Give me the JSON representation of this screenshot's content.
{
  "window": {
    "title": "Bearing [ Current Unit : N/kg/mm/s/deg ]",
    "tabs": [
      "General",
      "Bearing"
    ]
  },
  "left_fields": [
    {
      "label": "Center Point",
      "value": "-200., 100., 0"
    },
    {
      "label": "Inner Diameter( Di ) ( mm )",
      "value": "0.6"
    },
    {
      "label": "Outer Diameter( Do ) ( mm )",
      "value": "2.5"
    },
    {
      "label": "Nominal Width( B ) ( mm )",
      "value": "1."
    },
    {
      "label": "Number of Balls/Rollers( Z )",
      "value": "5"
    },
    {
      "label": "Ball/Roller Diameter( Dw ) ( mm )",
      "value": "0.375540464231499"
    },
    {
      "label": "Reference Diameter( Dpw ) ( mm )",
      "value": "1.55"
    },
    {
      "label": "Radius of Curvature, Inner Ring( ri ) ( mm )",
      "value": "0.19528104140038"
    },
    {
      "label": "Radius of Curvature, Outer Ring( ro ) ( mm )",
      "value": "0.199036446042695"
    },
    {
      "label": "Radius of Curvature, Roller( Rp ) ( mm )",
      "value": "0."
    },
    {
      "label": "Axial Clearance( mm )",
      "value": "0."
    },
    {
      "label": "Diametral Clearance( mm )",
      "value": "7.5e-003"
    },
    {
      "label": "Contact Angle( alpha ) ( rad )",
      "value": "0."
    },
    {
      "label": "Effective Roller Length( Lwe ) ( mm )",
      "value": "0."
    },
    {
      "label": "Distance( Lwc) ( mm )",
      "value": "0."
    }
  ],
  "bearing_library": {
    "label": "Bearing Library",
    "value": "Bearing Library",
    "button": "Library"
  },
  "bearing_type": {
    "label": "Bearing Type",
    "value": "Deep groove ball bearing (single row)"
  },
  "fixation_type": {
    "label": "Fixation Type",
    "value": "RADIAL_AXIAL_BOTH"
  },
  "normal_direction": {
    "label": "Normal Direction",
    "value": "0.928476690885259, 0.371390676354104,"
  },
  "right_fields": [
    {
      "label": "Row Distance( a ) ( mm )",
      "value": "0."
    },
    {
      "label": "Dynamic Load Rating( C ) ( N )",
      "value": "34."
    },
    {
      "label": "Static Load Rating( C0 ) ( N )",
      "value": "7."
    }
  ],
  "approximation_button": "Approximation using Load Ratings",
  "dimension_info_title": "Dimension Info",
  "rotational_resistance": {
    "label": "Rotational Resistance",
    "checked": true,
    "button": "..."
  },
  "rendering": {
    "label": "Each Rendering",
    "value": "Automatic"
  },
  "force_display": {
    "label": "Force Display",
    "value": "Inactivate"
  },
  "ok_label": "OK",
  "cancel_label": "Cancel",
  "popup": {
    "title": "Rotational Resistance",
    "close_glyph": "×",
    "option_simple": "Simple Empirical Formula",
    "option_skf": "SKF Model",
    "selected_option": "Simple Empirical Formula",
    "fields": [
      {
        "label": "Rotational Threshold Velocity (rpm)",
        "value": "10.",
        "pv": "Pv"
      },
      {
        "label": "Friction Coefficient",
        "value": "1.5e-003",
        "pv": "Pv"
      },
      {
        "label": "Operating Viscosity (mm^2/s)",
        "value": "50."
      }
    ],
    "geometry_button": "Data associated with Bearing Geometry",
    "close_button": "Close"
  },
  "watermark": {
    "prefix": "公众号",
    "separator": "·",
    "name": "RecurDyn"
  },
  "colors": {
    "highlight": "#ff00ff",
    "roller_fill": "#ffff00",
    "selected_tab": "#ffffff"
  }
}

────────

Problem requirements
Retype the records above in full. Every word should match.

Response box
Give me the JSON representation of this screenshot's content.
{
  "window": {
    "title": "Bearing [ Current Unit : N/kg/mm/s/deg ]",
    "tabs": [
      "General",
      "Bearing"
    ]
  },
  "left_fields": [
    {
      "label": "Center Point",
      "value": "-200., 100., 0"
    },
    {
      "label": "Inner Diameter( Di ) ( mm )",
      "value": "0.6"
    },
    {
      "label": "Outer Diameter( Do ) ( mm )",
      "value": "2.5"
    },
    {
      "label": "Nominal Width( B ) ( mm )",
      "value": "1."
    },
    {
      "label": "Number of Balls/Rollers( Z )",
      "value": "5"
    },
    {
      "label": "Ball/Roller Diameter( Dw ) ( mm )",
      "value": "0.375540464231499"
    },
    {
      "label": "Reference Diameter( Dpw ) ( mm )",
      "value": "1.55"
    },
    {
      "label": "Radius of Curvature, Inner Ring( ri ) ( mm )",
      "value": "0.19528104140038"
    },
    {
      "label": "Radius of Curvature, Outer Ring( ro ) ( mm )",
      "value": "0.199036446042695"
    },
    {
      "label": "Radius of Curvature, Roller( Rp ) ( mm )",
      "value": "0."
    },
    {
      "label": "Axial Clearance( mm )",
      "value": "0."
    },
    {
      "label": "Diametral Clearance( mm )",
      "value": "7.5e-003"
    },
    {
      "label": "Contact Angle( alpha ) ( rad )",
      "value": "0."
    },
    {
      "label": "Effective Roller Length( Lwe ) ( mm )",
      "value": "0."
    },
    {
      "label": "Distance( Lwc) ( mm )",
      "value": "0."
    }
  ],
  "bearing_library": {
    "label": "Bearing Library",
    "value": "Bearing Library",
    "button": "Library"
  },
  "bearing_type": {
    "label": "Bearing Type",
    "value": "Deep groove ball bearing (single row)"
  },
  "fixation_type": {
    "label": "Fixation Type",
    "value": "RADIAL_AXIAL_BOTH"
  },
  "normal_direction": {
    "label": "Normal Direction",
    "value": "0.928476690885259, 0.371390676354104,"
  },
  "right_fields": [
    {
      "label": "Row Distance( a ) ( mm )",
      "value": "0."
    },
    {
      "label": "Dynamic Load Rating( C ) ( N )",
      "value": "34."
    },
    {
      "label": "Static Load Rating( C0 ) ( N )",
      "value": "7."
    }
  ],
  "approximation_button": "Approximation using Load Ratings",
  "dimension_info_title": "Dimension Info",
  "rotational_resistance": {
    "label": "Rotational Resistance",
    "checked": true,
    "button": "..."
  },
  "rendering": {
    "label": "Each Rendering",
    "value": "Automatic"
  },
  "force_display": {
    "label": "Force Display",
    "value": "Inactivate"
  },
  "ok_label": "OK",
  "cancel_label": "Cancel",
  "popup": {
    "title": "Rotational Resistance",
    "close_glyph": "×",
    "option_simple": "Simple Empirical Formula",
    "option_skf": "SKF Model",
    "selected_option": "Simple Empirical Formula",
    "fields": [
      {
        "label": "Rotational Threshold Velocity (rpm)",
        "value": "10.",
        "pv": "Pv"
      },
      {
        "label": "Friction Coefficient",
        "value": "1.5e-003",
        "pv": "Pv"
      },
      {
        "label": "Operating Viscosity (mm^2/s)",
        "value": "50."
      }
    ],
    "geometry_button": "Data associated with Bearing Geometry",
    "close_button": "Close"
  },
  "watermark": {
    "prefix": "公众号",
    "separator": "·",
    "name": "RecurDyn"
  },
  "colors": {
    "highlight": "#ff00ff",
    "roller_fill": "#ffff00",
    "selected_tab": "#ffffff"
  }
}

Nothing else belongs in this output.